I dropped my son at his class and headed to Kroger to get some shopping done while I waited for him.  On my way in I noticed an elderly man in his dark blue uniform gathering carts in the parking lot.  The air was already heavy with heat and humidity even at nine in the morning, and I thought of him with sympathy.  When I came out later he was still there, still gathering carts in the heat.  I wanted to go speak to him, to find some way to encourage him, but just saying, “I noticed you working hard in the heat.  Keep up the good work,” seemed lame.  I thought if I had a water bottle in my car I’d offer it to him, but I realized if I did have one it would be hot and not at all refreshing.

Then I remembered I had a $5 Starbucks gift card in my purse.  I had been given it months earlier as a thank you.  I had held onto it, being tempted several times to stop in and by myself a treat but deciding I wanted to wait and use it someday when I was meeting a friend or a person who needed to talk.  But, I felt like God was saying, “Use your card to bless that man.  Go buy him a cold refreshing drink.”

“Oh, not that card.  I’m saving it, Lord, for something special.  I’m saving it for a chance to sit and listen and love on a friend.  I’m saving it, Lord, for…me.  I’ve waited these two months for just the right time to treat….myself.  Oh, yeah.  That’s what we were just talking about, wasn’t it, Lord?”  It was as if I had heard the lecture in the car on the way into town and now it was time for the lab.  Time to put it into practice.

So, I put my groceries in the car, went back inside to the Starbucks kiosk.  By the time I got to the counter I was so excited I almost cried.  An incredible joy was welling up in me.  This is why I had the card!  I had a perfect opportunity to bless someone, no strings attached.  I bought an icy cold strawberry smoothie, returned to the parking lot and found the man still laboring in the oppressive heat.  I told him I wanted to bless him and had bought a smoothie for him and asked if he would accept it.  He looked at me oddly, took the drink, and thanked me.  And we parted, each going our own way, him probably puzzled and, hopefully, encouraged and me joy spilling over in tears on my face.

I shared a treat with that man.  And Jesus shared a treat with me, allowing me to join him in blessing one of his beloved.  And that treat was sweeter than whatever I would have bought myself at Starbucks with my card.  God, I want to live blessing others.  I want to use my time and money and energy to bless other people.

And I want to trust you to surprise me with gifts of joy when I need them.  Or when it brings you delight to do it just as it did me to share Starbucks with the Kroger man.

Against the Wind

I ran at the reservoir the other day.
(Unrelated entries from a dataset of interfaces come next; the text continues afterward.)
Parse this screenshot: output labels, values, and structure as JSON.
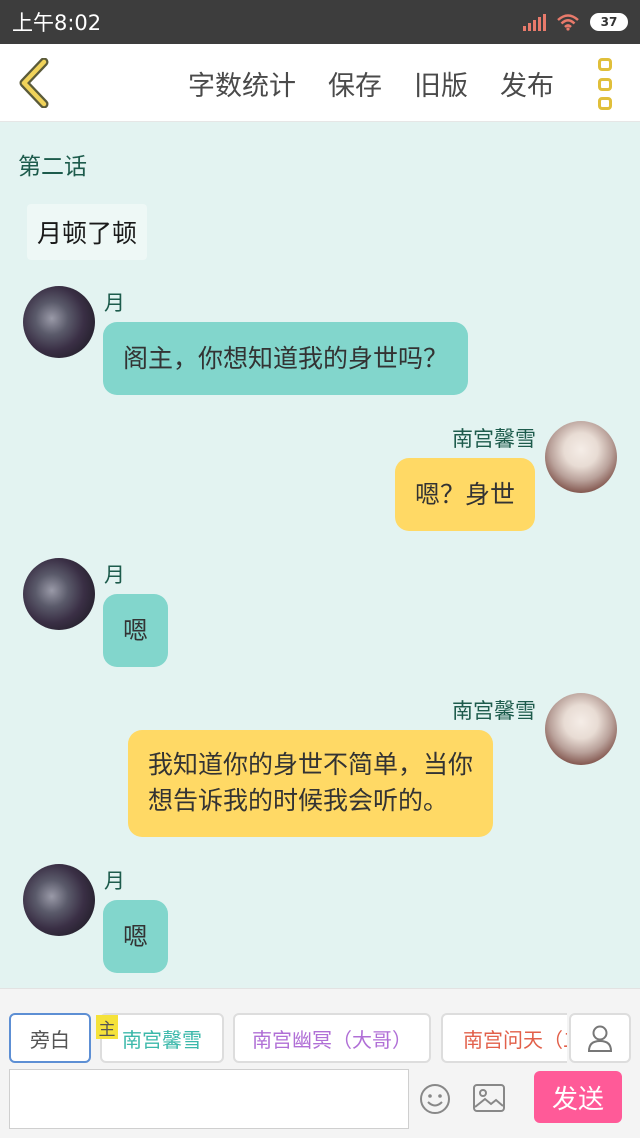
{
  "status_bar": {
    "time": "上午8:02",
    "battery": "37"
  },
  "nav": {
    "actions": [
      "字数统计",
      "保存",
      "旧版",
      "发布"
    ]
  },
  "chapter": {
    "title": "第二话"
  },
  "narration": "月顿了顿",
  "messages": [
    {
      "side": "left",
      "sender": "月",
      "text": "阁主，你想知道我的身世吗？"
    },
    {
      "side": "right",
      "sender": "南宫馨雪",
      "text": "嗯？身世"
    },
    {
      "side": "left",
      "sender": "月",
      "text": "嗯"
    },
    {
      "side": "right",
      "sender": "南宫馨雪",
      "text_line1": "我知道你的身世不简单，当你",
      "text_line2": "想告诉我的时候我会听的。"
    },
    {
      "side": "left",
      "sender": "月",
      "text": "嗯"
    }
  ],
  "roles": {
    "narrator": "旁白",
    "master_badge": "主",
    "role1": "南宫馨雪",
    "role2": "南宫幽冥（大哥）",
    "role3": "南宫问天（二"
  },
  "input": {
    "placeholder": ""
  },
  "send_label": "发送",
  "colors": {
    "bubble_left": "#82d6cc",
    "bubble_right": "#ffd965",
    "send": "#ff5a98",
    "role1": "#3bb8aa",
    "role2": "#b06fd6",
    "role3": "#e2604a"
  }
}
It was beautiful – air cool, humidity low, sun shining, great fluffy clouds (I chased their shadows as they rushed past — they won every time), and water sparkling. And wind blowing. Why, when it’s really blowing, is the wind against me three of the four directions? It was like that today up on the mounded earth that surrounds the reservoir. When I run against the wind and it roars in my ears and mounts its resistance, causing me to strain against it, I always look forward to the relief and boost I’ll feel when I finally reach that turn and head its direction. But when I finally get to run with the wind rather than against it, I don’t feel it at all. It’s not at my face anymore, but I don’t feel it at my back either. It always disappoints me. All I feel is still; still and hot. I complain about it in my head everytime I run on a windy day.
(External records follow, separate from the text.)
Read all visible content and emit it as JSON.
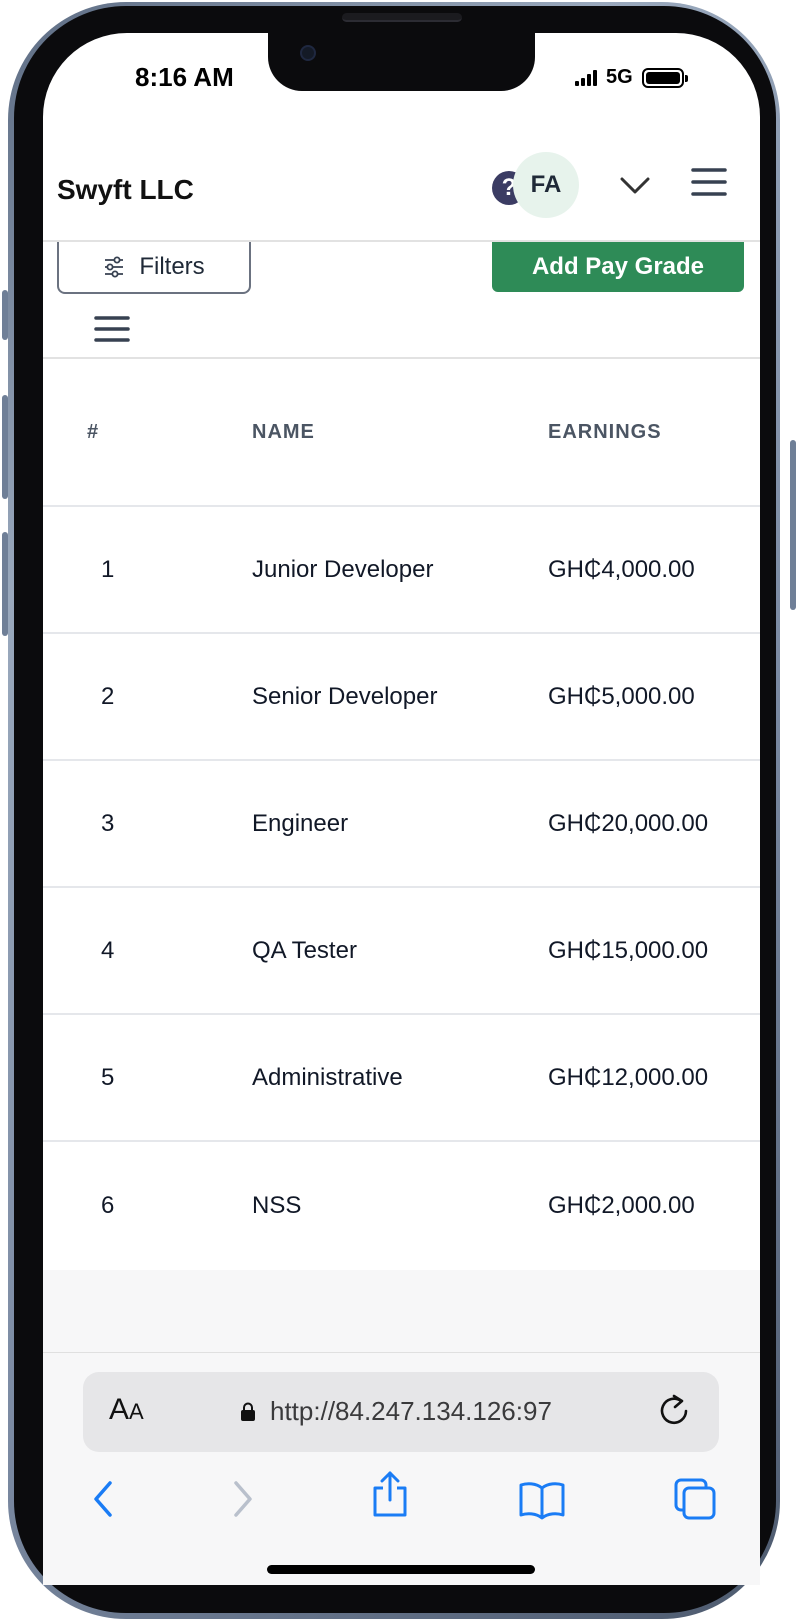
{
  "status_bar": {
    "time": "8:16 AM",
    "network": "5G"
  },
  "header": {
    "brand": "Swyft LLC",
    "help_icon": "question-circle-icon",
    "avatar_initials": "FA",
    "dropdown_icon": "chevron-down-icon",
    "menu_icon": "hamburger-menu-icon"
  },
  "toolbar": {
    "filters_label": "Filters",
    "filters_icon": "sliders-icon",
    "add_label": "Add Pay Grade",
    "add_color": "#2e8b57",
    "table_menu_icon": "hamburger-menu-icon"
  },
  "table": {
    "columns": [
      "#",
      "NAME",
      "EARNINGS"
    ],
    "rows": [
      {
        "num": "1",
        "name": "Junior Developer",
        "earnings": "GH₵4,000.00"
      },
      {
        "num": "2",
        "name": "Senior Developer",
        "earnings": "GH₵5,000.00"
      },
      {
        "num": "3",
        "name": "Engineer",
        "earnings": "GH₵20,000.00"
      },
      {
        "num": "4",
        "name": "QA Tester",
        "earnings": "GH₵15,000.00"
      },
      {
        "num": "5",
        "name": "Administrative",
        "earnings": "GH₵12,000.00"
      },
      {
        "num": "6",
        "name": "NSS",
        "earnings": "GH₵2,000.00"
      }
    ]
  },
  "browser": {
    "text_size_label": "AA",
    "url": "http://84.247.134.126:97",
    "accent": "#1a7cf5",
    "icons": [
      "back-icon",
      "forward-icon",
      "share-icon",
      "bookmarks-icon",
      "tabs-icon",
      "reload-icon",
      "lock-icon"
    ]
  }
}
But this time this thought came to me: The real reward doesn’t come from running with the wind. We usually don’t even notice when the wind is at our back and everything is easy. What if the real exhilaration comes from fighting the adversity of the wind, from having to lean into it, reaching deep for that extra strength, from holding steady and facing the fight?
And what if this is true for more than running?